What needs to be done: Could you find each line of the data below that contains the word "warning" and copy those lines?

Records to process:
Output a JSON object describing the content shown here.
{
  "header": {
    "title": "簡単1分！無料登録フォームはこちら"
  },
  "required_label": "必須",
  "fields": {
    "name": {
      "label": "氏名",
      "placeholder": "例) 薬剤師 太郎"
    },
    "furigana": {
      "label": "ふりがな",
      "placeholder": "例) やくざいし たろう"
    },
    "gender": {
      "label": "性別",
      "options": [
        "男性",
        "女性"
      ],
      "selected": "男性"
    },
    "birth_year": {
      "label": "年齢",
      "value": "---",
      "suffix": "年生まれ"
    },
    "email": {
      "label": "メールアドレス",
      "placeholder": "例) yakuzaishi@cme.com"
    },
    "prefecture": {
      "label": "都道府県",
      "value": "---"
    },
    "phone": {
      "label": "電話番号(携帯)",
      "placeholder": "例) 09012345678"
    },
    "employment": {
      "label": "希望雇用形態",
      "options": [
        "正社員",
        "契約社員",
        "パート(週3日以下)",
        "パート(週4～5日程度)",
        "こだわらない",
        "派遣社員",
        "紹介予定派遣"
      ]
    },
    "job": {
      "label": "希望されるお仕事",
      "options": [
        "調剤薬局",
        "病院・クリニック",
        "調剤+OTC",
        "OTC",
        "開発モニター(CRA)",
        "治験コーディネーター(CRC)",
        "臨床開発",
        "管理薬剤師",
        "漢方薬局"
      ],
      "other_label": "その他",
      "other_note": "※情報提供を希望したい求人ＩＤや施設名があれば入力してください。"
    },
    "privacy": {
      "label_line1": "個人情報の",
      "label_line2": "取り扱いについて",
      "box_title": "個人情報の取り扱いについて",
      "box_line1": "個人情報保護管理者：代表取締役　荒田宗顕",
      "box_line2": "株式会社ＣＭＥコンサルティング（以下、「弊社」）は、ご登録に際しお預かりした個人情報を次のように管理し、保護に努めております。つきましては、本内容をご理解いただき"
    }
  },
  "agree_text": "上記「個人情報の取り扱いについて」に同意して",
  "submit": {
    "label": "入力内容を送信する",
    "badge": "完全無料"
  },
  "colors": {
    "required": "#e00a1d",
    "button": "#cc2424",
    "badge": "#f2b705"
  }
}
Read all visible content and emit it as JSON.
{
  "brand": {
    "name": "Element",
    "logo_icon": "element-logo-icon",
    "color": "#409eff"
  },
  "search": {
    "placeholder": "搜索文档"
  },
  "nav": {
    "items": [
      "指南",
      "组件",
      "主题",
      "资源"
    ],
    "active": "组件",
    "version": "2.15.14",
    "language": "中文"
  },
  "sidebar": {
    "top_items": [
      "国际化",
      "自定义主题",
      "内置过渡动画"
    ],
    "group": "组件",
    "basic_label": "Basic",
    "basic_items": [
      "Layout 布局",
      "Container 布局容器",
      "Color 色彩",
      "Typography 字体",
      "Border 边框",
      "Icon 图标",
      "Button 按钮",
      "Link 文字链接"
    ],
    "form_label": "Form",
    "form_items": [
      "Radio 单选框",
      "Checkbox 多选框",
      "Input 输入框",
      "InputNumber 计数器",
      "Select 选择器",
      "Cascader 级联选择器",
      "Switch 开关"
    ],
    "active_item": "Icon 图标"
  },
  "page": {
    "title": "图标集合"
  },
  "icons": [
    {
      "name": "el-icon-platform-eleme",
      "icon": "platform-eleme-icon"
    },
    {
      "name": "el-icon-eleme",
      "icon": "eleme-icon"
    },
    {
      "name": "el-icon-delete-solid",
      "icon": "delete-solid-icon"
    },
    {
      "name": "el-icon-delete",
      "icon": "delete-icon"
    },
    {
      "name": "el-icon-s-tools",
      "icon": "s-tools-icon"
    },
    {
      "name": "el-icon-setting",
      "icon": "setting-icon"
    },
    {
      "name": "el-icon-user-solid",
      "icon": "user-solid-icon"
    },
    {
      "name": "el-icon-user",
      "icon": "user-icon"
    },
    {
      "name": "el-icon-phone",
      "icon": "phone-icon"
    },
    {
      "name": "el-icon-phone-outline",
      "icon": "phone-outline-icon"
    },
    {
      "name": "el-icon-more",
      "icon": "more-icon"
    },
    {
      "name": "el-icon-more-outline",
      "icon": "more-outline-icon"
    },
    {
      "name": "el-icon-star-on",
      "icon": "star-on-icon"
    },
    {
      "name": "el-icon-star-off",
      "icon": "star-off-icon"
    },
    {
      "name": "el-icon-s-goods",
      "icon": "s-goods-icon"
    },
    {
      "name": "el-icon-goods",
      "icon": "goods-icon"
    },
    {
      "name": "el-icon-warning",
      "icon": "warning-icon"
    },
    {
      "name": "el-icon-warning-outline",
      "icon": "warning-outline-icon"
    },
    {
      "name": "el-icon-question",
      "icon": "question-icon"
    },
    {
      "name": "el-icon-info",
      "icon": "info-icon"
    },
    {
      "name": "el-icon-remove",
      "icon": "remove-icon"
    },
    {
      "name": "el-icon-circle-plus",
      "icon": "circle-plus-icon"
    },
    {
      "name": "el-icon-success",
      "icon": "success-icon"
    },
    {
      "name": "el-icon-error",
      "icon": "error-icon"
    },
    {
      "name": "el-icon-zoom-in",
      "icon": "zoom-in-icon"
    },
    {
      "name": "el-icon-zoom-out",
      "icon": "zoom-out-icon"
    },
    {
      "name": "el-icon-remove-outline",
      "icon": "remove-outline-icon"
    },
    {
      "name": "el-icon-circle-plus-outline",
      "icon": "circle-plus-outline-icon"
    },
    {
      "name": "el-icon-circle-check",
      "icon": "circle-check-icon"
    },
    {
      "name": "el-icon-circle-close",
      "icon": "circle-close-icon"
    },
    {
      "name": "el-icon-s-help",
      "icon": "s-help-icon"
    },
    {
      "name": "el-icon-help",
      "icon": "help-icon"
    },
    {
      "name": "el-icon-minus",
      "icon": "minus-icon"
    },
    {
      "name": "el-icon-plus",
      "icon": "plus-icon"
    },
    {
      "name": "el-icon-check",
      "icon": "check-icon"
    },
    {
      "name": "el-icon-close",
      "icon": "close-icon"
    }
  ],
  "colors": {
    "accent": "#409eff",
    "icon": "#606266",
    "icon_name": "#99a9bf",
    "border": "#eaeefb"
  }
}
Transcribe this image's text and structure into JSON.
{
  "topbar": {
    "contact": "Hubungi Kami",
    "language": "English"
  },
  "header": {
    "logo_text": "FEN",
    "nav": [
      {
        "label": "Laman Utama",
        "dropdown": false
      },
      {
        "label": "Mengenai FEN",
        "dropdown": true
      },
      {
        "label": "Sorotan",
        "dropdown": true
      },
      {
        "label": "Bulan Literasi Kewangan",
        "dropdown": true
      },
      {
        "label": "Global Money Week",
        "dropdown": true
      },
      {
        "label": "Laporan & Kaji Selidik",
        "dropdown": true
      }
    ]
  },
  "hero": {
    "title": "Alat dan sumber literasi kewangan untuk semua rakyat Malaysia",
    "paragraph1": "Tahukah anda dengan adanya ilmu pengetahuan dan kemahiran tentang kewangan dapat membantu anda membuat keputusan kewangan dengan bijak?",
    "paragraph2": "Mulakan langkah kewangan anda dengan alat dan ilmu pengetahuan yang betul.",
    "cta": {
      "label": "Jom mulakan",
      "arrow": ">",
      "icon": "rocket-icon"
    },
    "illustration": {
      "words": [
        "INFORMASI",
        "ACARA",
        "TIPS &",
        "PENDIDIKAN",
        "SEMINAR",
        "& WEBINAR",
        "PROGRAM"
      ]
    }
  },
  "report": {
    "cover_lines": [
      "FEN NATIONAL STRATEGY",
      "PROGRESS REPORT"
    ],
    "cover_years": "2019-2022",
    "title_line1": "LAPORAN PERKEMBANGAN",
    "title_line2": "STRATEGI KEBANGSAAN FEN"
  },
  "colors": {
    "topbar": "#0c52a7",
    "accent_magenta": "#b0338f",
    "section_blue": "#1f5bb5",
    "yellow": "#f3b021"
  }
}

Problem solution:
      "name": "el-icon-warning",
      "icon": "warning-icon"
      "name": "el-icon-warning-outline",
      "icon": "warning-outline-icon"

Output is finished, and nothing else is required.